SWSA provided a 100 € prize for the best paper in the ISWC doctoral consortium which was given to
- Michiel Hildebrand for Interactive exploration of heterogeneous cultural heritage collections
Honorable mention awards for Doctoral Consortium papers were given to
- Sofia Angeletou, for Semantic Enrichment of Folksonomy Tagspaces
- Jürgen Bock for Parallel Computation Techniques for Ontology Reasoning
Posters and Demonstrations
ISWC 2008 accepted 54 posters and 31 demonstrations which were presented on Tuesday evening during which conference participants voted for the best overall and best student poster and demonstration and best. SWSA provided a cash prize of 350 € for these awards
The best poster award was won by
- Sebastian Boehm, Johan Koolwaaij, Marko Luther, Bertrand Souville, Matthias Wagner, Martin Wibbels (DOCOMO Communications Laboratories Europe) for their poster IYOUIT – Share, Life, Blog, Play.
Honorable mention awards for posters and demonstrations were given to
- Bella Manoim, Robert W. McGrail (ASC Laboratory) for the poster Toward an Ontology for Finite Algebras.
- Deborah McGuinness, Peter Fox, AK Sinha, Robert Raskin, Abdelmounaam Rezgui and Patrick West (Rensselaer Polytechnic Institute)for Semantic Data Integration and Registration: Application to heterogeneous atmosphere and volcanic data sources.
The best student poster and demonstration award was given to
- Sebastian Faubel, Christian Kuschel (Georg-Simon-Ohm Hochschule, Nuremberg) for their poster Towards Semantic File System Interfaces
Honorable mention awards for best student poster or demonstration were given to
- Medha Atre, Jagannathan Srinivasan, James Hendler (Rensselaer Polytechnic Institute) for their poster on BitMat: A Main-memory Bit Matrix of RDF Triples for Conjunctive Triple Pattern Queries
- Milan Stankovic (Université Paris-Sud) for his poster on Modeling Online Presence
Professor Nabil Adam will talk next week on Emergency Management: Some Related Research Challenges.

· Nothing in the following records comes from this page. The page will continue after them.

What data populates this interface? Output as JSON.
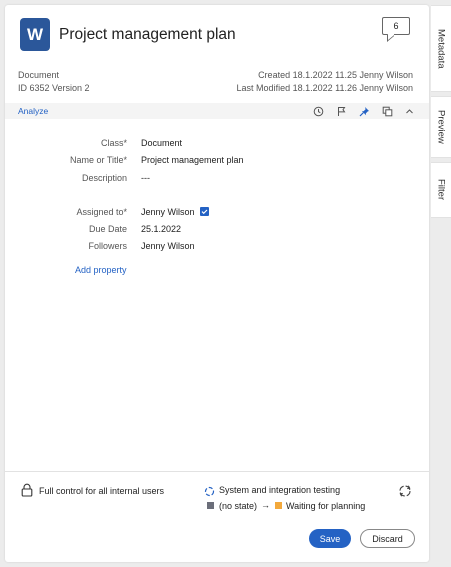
{
  "header": {
    "app_letter": "W",
    "title": "Project management plan",
    "comment_count": "6"
  },
  "meta": {
    "type": "Document",
    "id_version": "ID 6352 Version 2",
    "created": "Created 18.1.2022  11.25 Jenny Wilson",
    "modified": "Last Modified 18.1.2022  11.26 Jenny Wilson"
  },
  "toolbar": {
    "analyze": "Analyze"
  },
  "properties": {
    "class": {
      "label": "Class*",
      "value": "Document"
    },
    "name": {
      "label": "Name or Title*",
      "value": "Project management plan"
    },
    "description": {
      "label": "Description",
      "value": "---"
    },
    "assigned": {
      "label": "Assigned to*",
      "value": "Jenny Wilson"
    },
    "due": {
      "label": "Due Date",
      "value": "25.1.2022"
    },
    "followers": {
      "label": "Followers",
      "value": "Jenny Wilson"
    },
    "add_property": "Add property"
  },
  "footer": {
    "permission": "Full control for all internal users",
    "workflow": "System and integration testing",
    "state_from": "(no state)",
    "state_to": "Waiting for planning",
    "save": "Save",
    "discard": "Discard"
  },
  "side_tabs": [
    "Metadata",
    "Preview",
    "Filter"
  ],
  "colors": {
    "accent": "#2462c4",
    "word": "#2b579a",
    "state_to": "#f3a93c",
    "state_from": "#6b6e7a"
  }
}
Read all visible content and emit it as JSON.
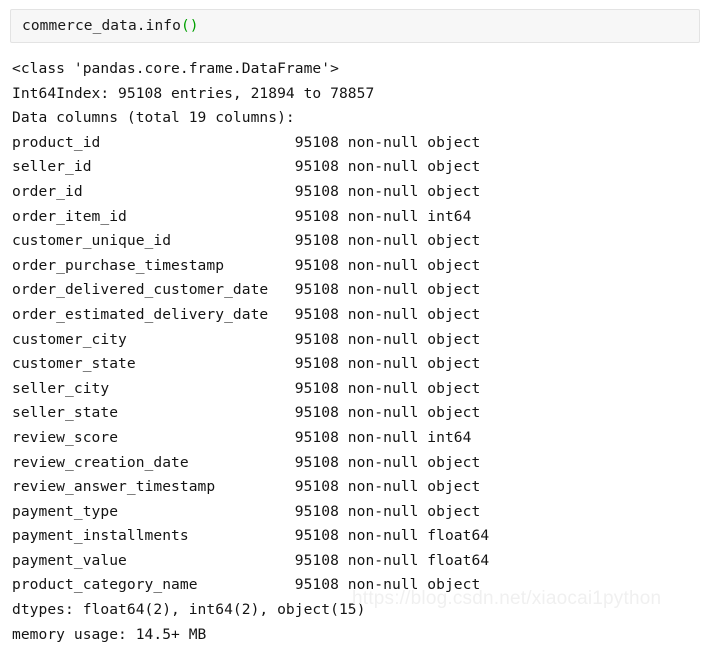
{
  "cell": {
    "input_code_main": "commerce_data.info",
    "input_code_parens": "()"
  },
  "output": {
    "header_lines": [
      "<class 'pandas.core.frame.DataFrame'>",
      "Int64Index: 95108 entries, 21894 to 78857",
      "Data columns (total 19 columns):"
    ],
    "columns": [
      {
        "name": "product_id",
        "count": "95108",
        "nonnull": "non-null",
        "dtype": "object"
      },
      {
        "name": "seller_id",
        "count": "95108",
        "nonnull": "non-null",
        "dtype": "object"
      },
      {
        "name": "order_id",
        "count": "95108",
        "nonnull": "non-null",
        "dtype": "object"
      },
      {
        "name": "order_item_id",
        "count": "95108",
        "nonnull": "non-null",
        "dtype": "int64"
      },
      {
        "name": "customer_unique_id",
        "count": "95108",
        "nonnull": "non-null",
        "dtype": "object"
      },
      {
        "name": "order_purchase_timestamp",
        "count": "95108",
        "nonnull": "non-null",
        "dtype": "object"
      },
      {
        "name": "order_delivered_customer_date",
        "count": "95108",
        "nonnull": "non-null",
        "dtype": "object"
      },
      {
        "name": "order_estimated_delivery_date",
        "count": "95108",
        "nonnull": "non-null",
        "dtype": "object"
      },
      {
        "name": "customer_city",
        "count": "95108",
        "nonnull": "non-null",
        "dtype": "object"
      },
      {
        "name": "customer_state",
        "count": "95108",
        "nonnull": "non-null",
        "dtype": "object"
      },
      {
        "name": "seller_city",
        "count": "95108",
        "nonnull": "non-null",
        "dtype": "object"
      },
      {
        "name": "seller_state",
        "count": "95108",
        "nonnull": "non-null",
        "dtype": "object"
      },
      {
        "name": "review_score",
        "count": "95108",
        "nonnull": "non-null",
        "dtype": "int64"
      },
      {
        "name": "review_creation_date",
        "count": "95108",
        "nonnull": "non-null",
        "dtype": "object"
      },
      {
        "name": "review_answer_timestamp",
        "count": "95108",
        "nonnull": "non-null",
        "dtype": "object"
      },
      {
        "name": "payment_type",
        "count": "95108",
        "nonnull": "non-null",
        "dtype": "object"
      },
      {
        "name": "payment_installments",
        "count": "95108",
        "nonnull": "non-null",
        "dtype": "float64"
      },
      {
        "name": "payment_value",
        "count": "95108",
        "nonnull": "non-null",
        "dtype": "float64"
      },
      {
        "name": "product_category_name",
        "count": "95108",
        "nonnull": "non-null",
        "dtype": "object"
      }
    ],
    "footer_lines": [
      "dtypes: float64(2), int64(2), object(15)",
      "memory usage: 14.5+ MB"
    ]
  },
  "watermark": {
    "text": "https://blog.csdn.net/xiaocai1python"
  },
  "theme": {
    "input_background": "#f7f7f7",
    "input_border": "#e3e3e3",
    "text_color": "#141414",
    "paren_color": "#00a000",
    "watermark_color": "#f0f0f0"
  }
}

The talk is part of the UMBC Information System’s Distinguished Information Technology Lecture and will be given at 10:00am on Tuesday, November 11 in room 456 of the Information Technology and Engineering building. A reception for Dr. Adam will be held at 3:00pm in ITE459.
Dr. Adam will begin with an overview of the Infrastructure & Geophysical Division at the Science & Technology Directorate of the US Department of Homeland Security. He will continue then with a discussion of the ongoing research projects at the Rutgers University research center CIMIC (Center for Information Management, Integration and Connectivity). These projects focus on Emergency Management in the area of Homeland Security with the common research theme: secure, context sensitive, semantics aware and privacy preserving information sharing, integration, and analysis. Detailed discussion of some related specific research challenges as well as proposed approaches will be presented.
For more information see the Information Systems Department announcement.
A student in my programming languages class pointed me to the Python Challenge site. It looks like a great way for someone new to Python to test her skills and learn new ones.
It’s a riddle site in the style of notpron, but one where solving each riddle requires a little bit of Python programming. The solutions are entered by changing the URL of the current page to take you to the next riddle page. The problems are “designed to be solvable by Python newcomers and yet challenging even for Python experts.”
This type of site could be a good educational tool for many subjects.
In this week’s ebiquity meeting, Dr. Michael Grasso will talk about his research on automatic segmentation and summarization of videos from laparoscopic surgery.
Automatic Summarization of Laparoscopic Video
Dr. Michael Grasso, UMBC
10:30am Tue 3 Nov 2008, ITE 346
Laparoscopic surgery is a minimally invasive technique with unique training requirements. Video-assisted evaluation is one method that surgical residents can use to demonstrate competence. Automated video summarization can increase the efficiency of evaluations by directing the senior surgeon to key portions of a surgical procedure. We are using image classification techniques to segment videos of laparoscopic cholecystectomies to assist with surgical training and evaluation.